Annular Tear of Intervertebral Discs

An annular tear of intervertebral discs occur when the fibrous rings of the annulus fibrosus, or outer portion of the disc become thin, or worn out, to the point that a herniated disc occurs.

Intervertebral discs are what separate the vertebral bones of our spine. They compress downwards to absorb shock during the day, and inflate back to their original size when we lie down for extended periods, such as when we go to sleep. As we get older, the discs begin to lose their size, ability to retain water to hold themselves up, and becomes thinned or frayed at their outer covering. The disc may begin to undergo a process known as degenerative disc disease as we get older, due to degenerative changes to the inside or outside of the disc.

A disc may degenerate due to the watery, gelatin-like material on the inside of the disc, begins to lose its concentration of water, and is not able to compensate for this loss by absorbing more water. Degeneration to the outer layers of the discs, collectively known as the annulus fibrosus, may also occur due to a annular tears of the intervertebral discs. These annular tears often occur for the same reasons that the other joints of the body break down - due to the gradual progression of old age.

As we get older, the two degenerative processes progress at roughly the same rate, with the inside of the disc losing its concentration of water, while the outer annulus begins to gradually thin out. This process may continue and progress to advanced stages of degenerative joint disease, without the patient experiencing chronic back pain, in a majority of cases. Here's how degenerative disc disease could progress without causing middle back pain or lower back pain.

Imagine one of your intervertebral disc as a fully inflated grape in its young age, and more of a shriveled raison in it's advanced age. How could our discs change from one type of shape to another without us experiencing significant side effects. Imagine a fully inflated tire suddenly becoming thin along one portion of its treads, to the point that a complete tear opens up. If the tire were fully inflated, and still rolling down the road, the tire would suddenly pop, or blow out. But this is not what happens to our discs in many cases. In our human spine, the discs begin to slowly deflate themselves as their outer treads (annulus fibrosus) begin to wear out. Because of the lowered water concentration on the inside of the disc, there is not as much pressure on the wall of the disc pushing it outwards. Because of this lowered pressure against the wall of the disc as a result of fluid loss, the reduced pressures against it are not sufficient to tear the walls.

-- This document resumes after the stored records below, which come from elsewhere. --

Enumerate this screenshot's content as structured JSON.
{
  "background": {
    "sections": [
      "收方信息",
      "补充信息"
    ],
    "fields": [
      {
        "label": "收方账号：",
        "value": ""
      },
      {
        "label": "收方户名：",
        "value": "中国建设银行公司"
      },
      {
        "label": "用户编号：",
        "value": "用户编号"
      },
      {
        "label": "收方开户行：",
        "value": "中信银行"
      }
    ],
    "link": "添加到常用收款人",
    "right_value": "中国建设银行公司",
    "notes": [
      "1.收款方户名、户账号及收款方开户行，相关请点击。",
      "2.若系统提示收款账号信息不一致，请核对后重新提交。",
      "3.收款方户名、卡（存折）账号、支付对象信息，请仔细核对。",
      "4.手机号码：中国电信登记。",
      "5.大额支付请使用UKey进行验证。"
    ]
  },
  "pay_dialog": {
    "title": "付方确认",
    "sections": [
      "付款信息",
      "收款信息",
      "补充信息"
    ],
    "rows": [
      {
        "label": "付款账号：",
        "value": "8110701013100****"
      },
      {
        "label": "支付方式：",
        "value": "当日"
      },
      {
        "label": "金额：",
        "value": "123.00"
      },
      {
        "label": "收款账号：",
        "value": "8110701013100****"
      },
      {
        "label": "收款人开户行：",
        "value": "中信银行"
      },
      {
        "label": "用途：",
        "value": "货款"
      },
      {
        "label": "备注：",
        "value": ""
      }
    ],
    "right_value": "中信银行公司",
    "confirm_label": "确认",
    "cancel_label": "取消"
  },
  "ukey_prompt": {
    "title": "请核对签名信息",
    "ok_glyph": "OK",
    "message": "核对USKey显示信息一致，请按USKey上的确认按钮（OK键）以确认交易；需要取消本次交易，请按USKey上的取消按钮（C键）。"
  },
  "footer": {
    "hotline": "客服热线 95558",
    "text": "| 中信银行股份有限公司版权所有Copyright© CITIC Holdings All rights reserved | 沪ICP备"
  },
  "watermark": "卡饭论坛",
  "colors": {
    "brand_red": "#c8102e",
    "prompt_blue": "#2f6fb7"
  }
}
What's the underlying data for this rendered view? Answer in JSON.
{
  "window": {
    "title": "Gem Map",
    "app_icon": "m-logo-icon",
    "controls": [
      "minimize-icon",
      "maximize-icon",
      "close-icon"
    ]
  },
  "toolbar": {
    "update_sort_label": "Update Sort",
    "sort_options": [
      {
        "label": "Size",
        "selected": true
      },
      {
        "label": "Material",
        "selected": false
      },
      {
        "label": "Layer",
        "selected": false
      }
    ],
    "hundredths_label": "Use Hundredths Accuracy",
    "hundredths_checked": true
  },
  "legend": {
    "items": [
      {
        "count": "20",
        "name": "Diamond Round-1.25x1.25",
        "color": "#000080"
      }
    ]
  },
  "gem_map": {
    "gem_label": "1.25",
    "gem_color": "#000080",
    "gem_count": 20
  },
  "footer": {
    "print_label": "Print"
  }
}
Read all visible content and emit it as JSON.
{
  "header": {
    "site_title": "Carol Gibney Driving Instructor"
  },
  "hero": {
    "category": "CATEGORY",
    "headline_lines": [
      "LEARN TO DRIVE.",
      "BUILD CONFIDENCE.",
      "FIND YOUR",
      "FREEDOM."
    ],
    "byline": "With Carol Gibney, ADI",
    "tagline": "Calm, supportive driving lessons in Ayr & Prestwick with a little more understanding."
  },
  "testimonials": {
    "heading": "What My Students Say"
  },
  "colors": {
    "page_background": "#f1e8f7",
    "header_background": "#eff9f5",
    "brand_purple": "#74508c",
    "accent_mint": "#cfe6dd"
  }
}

Unfortunately, there are cases where the walls of the intervertebral discs become worn out, or thinned, while there is still a large amount of fluid in the interior of the discs. When this occurs, the discs may become torn from the inside out, or the walls may begin to bulge outwards. When openings open that are big enough for the materials in the nucleus of the disc to flow outwards, this condition may be known as an annular tear of the intervertebral disc, also known as concentric tears. When the pressure on the interior walls of the disc cause it to bulge outwards, rather than tear, it is known as a bulging disc.